There was also a touch of fortune about their goal, credited to Kightly three minutes later. The winger cut inside and lifted a ball over two defenders to Dave Edwards, breaking into the box. Although the midfielder stretched a leg to connect, TV replays suggested the contact was minimal at best, but still the ball found a way past Asmir Begovic at the near post.
"How shit must you be, we're winning away," chorused the fans from the Black Country with impressive black humour, but not for long. When a Stoke free-kick was only partially cleared, Glenn Whelan headed the ball back into the box, where Ryan Shawcross laid it back for Huth to drive a low volley beyond the Wolves goalkeeper, Wayne Hennessey.
Crouch's winner, his 13th goal of the season, was a return to the norm a fortnight after he showed his under-appreciated technical ability with that volleyed goal-of-the-season contender against Manchester City; this one more typical of the big striker as he met Jermaine Pennant's free-kick from the right with a soaring header across Hennessey and into the far corner.
According to Stoke's manager, Tony Pulis, the striker is worth a place in England's Euro 2012 squad on his form this season. "If England need a game-changer there is no one better than Peter. Technically he is great but also he's a massive threat for anything going into the box aerially."
The impressive Kightly's trickery nearly conjured an equaliser for Wolves but after evading three Stoke men, his low ball across the six-yard box was nicked off the toes of Matt Jarvis by Ryan Shotton. With that Stoke had their first win in five and they could yet manage a first top-10 finish since 1975; for Wolves the future is less bright.
Stoke (4-4-2): Begovic; Shotton, Shawcross, Huth, Wilson; Pennant (Palacios, 87), Whelan, Whitehead, Etherington (Jerome, 69); Walters, Crouch (Delap, 90).

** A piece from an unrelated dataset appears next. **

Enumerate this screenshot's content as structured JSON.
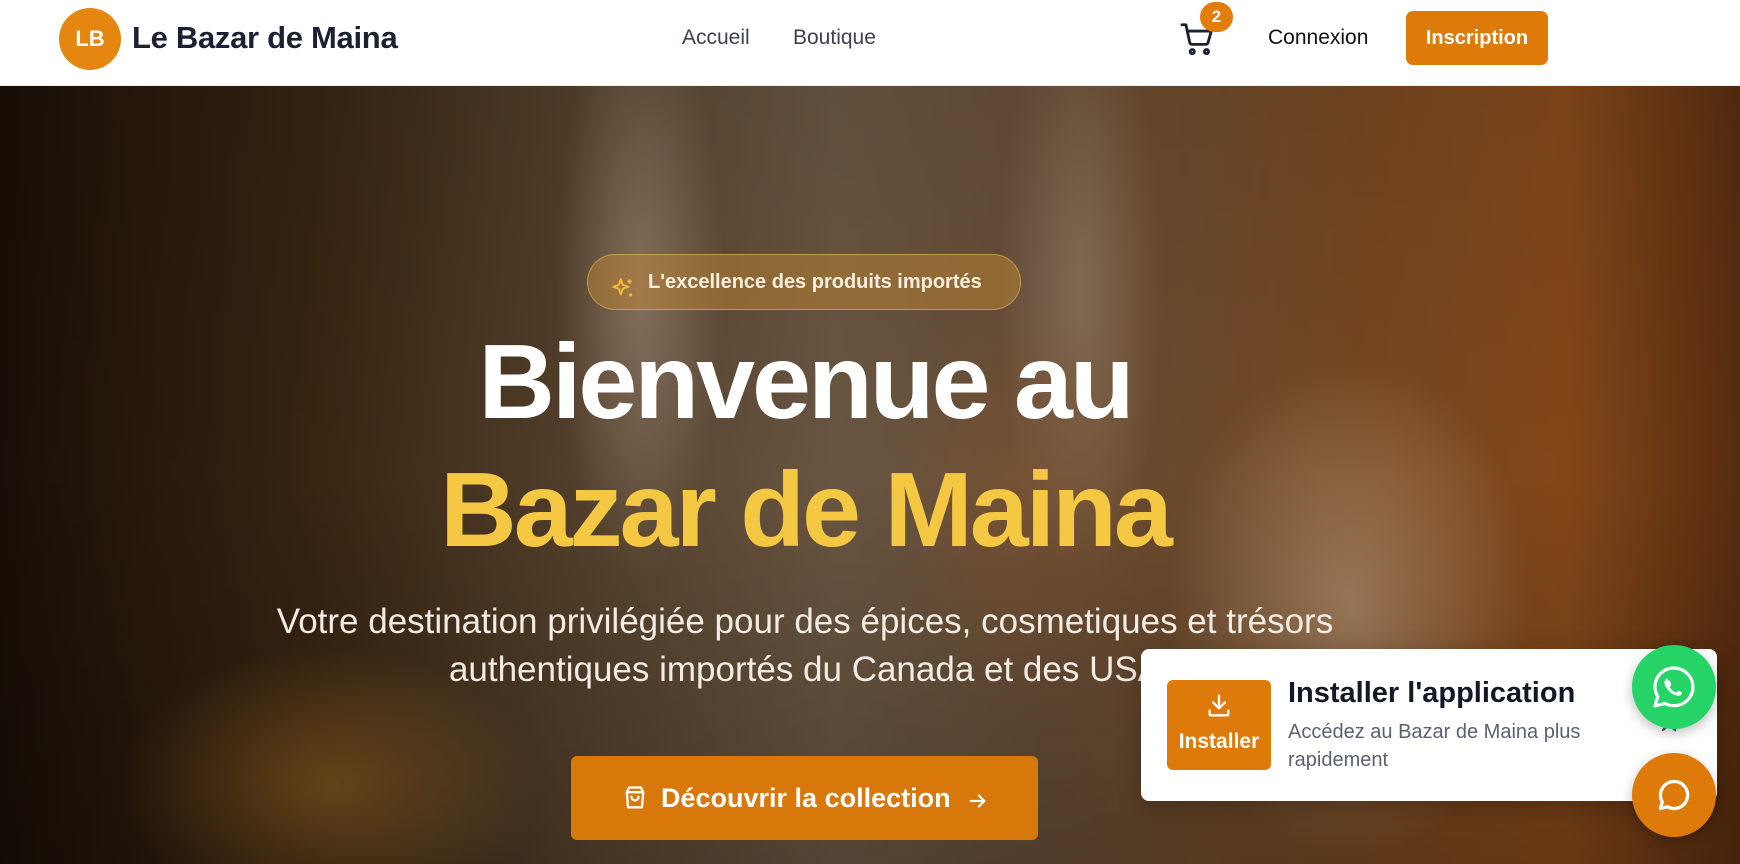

Wolves (4-4-2): Hennessey; Zubar, Stearman, Bassong, Ward; Kightly, Henry, Edwards, Jarvis; Ebanks-Blake (Doyle, 83) Fletcher
Referee Mark Halsey.
Man of the match Crouch (Stoke).
Match rating 6/10.